* _Problem to solve_: Write down each entry again, exactly as it reads.

* _Study material_:
########

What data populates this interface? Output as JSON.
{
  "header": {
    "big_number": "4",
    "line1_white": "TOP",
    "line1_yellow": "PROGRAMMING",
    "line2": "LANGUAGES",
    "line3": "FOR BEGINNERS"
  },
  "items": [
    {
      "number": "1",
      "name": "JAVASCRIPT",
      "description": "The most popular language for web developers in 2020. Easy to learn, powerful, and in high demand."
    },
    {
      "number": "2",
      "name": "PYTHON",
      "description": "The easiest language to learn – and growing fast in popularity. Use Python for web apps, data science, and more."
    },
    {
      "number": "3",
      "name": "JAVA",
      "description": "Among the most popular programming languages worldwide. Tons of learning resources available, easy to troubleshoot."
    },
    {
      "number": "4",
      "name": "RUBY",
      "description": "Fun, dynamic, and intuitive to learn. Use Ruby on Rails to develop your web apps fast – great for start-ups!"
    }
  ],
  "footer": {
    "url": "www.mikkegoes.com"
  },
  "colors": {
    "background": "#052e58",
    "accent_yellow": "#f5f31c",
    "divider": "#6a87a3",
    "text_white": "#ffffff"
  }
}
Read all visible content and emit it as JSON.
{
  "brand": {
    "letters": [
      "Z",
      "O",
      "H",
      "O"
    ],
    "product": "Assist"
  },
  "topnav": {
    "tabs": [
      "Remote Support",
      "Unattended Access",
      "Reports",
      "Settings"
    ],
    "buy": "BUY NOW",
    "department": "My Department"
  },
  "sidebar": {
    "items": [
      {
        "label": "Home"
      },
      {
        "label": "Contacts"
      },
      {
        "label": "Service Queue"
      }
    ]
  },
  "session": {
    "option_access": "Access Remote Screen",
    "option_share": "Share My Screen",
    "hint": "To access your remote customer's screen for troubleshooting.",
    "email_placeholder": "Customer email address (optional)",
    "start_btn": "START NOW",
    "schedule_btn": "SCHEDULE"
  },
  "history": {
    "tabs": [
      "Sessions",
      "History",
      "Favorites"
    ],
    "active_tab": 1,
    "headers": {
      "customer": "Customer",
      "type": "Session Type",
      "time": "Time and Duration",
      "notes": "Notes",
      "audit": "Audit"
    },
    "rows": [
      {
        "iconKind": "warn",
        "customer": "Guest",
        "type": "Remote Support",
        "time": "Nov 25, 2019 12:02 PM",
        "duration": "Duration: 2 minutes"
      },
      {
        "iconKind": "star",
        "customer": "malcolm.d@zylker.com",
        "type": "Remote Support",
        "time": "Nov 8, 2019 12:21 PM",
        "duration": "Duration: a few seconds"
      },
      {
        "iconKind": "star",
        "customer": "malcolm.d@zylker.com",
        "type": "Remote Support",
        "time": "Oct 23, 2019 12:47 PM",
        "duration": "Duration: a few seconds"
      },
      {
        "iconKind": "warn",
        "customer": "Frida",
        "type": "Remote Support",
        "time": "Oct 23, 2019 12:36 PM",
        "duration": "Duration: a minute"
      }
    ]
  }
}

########

* _Result of the task_:
What data populates this interface? Output as JSON.
{
  "header": {
    "big_number": "4",
    "line1_white": "TOP",
    "line1_yellow": "PROGRAMMING",
    "line2": "LANGUAGES",
    "line3": "FOR BEGINNERS"
  },
  "items": [
    {
      "number": "1",
      "name": "JAVASCRIPT",
      "description": "The most popular language for web developers in 2020. Easy to learn, powerful, and in high demand."
    },
    {
      "number": "2",
      "name": "PYTHON",
      "description": "The easiest language to learn – and growing fast in popularity. Use Python for web apps, data science, and more."
    },
    {
      "number": "3",
      "name": "JAVA",
      "description": "Among the most popular programming languages worldwide. Tons of learning resources available, easy to troubleshoot."
    },
    {
      "number": "4",
      "name": "RUBY",
      "description": "Fun, dynamic, and intuitive to learn. Use Ruby on Rails to develop your web apps fast – great for start-ups!"
    }
  ],
  "footer": {
    "url": "www.mikkegoes.com"
  },
  "colors": {
    "background": "#052e58",
    "accent_yellow": "#f5f31c",
    "divider": "#6a87a3",
    "text_white": "#ffffff"
  }
}
Read all visible content and emit it as JSON.
{
  "brand": {
    "letters": [
      "Z",
      "O",
      "H",
      "O"
    ],
    "product": "Assist"
  },
  "topnav": {
    "tabs": [
      "Remote Support",
      "Unattended Access",
      "Reports",
      "Settings"
    ],
    "buy": "BUY NOW",
    "department": "My Department"
  },
  "sidebar": {
    "items": [
      {
        "label": "Home"
      },
      {
        "label": "Contacts"
      },
      {
        "label": "Service Queue"
      }
    ]
  },
  "session": {
    "option_access": "Access Remote Screen",
    "option_share": "Share My Screen",
    "hint": "To access your remote customer's screen for troubleshooting.",
    "email_placeholder": "Customer email address (optional)",
    "start_btn": "START NOW",
    "schedule_btn": "SCHEDULE"
  },
  "history": {
    "tabs": [
      "Sessions",
      "History",
      "Favorites"
    ],
    "active_tab": 1,
    "headers": {
      "customer": "Customer",
      "type": "Session Type",
      "time": "Time and Duration",
      "notes": "Notes",
      "audit": "Audit"
    },
    "rows": [
      {
        "iconKind": "warn",
        "customer": "Guest",
        "type": "Remote Support",
        "time": "Nov 25, 2019 12:02 PM",
        "duration": "Duration: 2 minutes"
      },
      {
        "iconKind": "star",
        "customer": "malcolm.d@zylker.com",
        "type": "Remote Support",
        "time": "Nov 8, 2019 12:21 PM",
        "duration": "Duration: a few seconds"
      },
      {
        "iconKind": "star",
        "customer": "malcolm.d@zylker.com",
        "type": "Remote Support",
        "time": "Oct 23, 2019 12:47 PM",
        "duration": "Duration: a few seconds"
      },
      {
        "iconKind": "warn",
        "customer": "Frida",
        "type": "Remote Support",
        "time": "Oct 23, 2019 12:36 PM",
        "duration": "Duration: a minute"
      }
    ]
  }
}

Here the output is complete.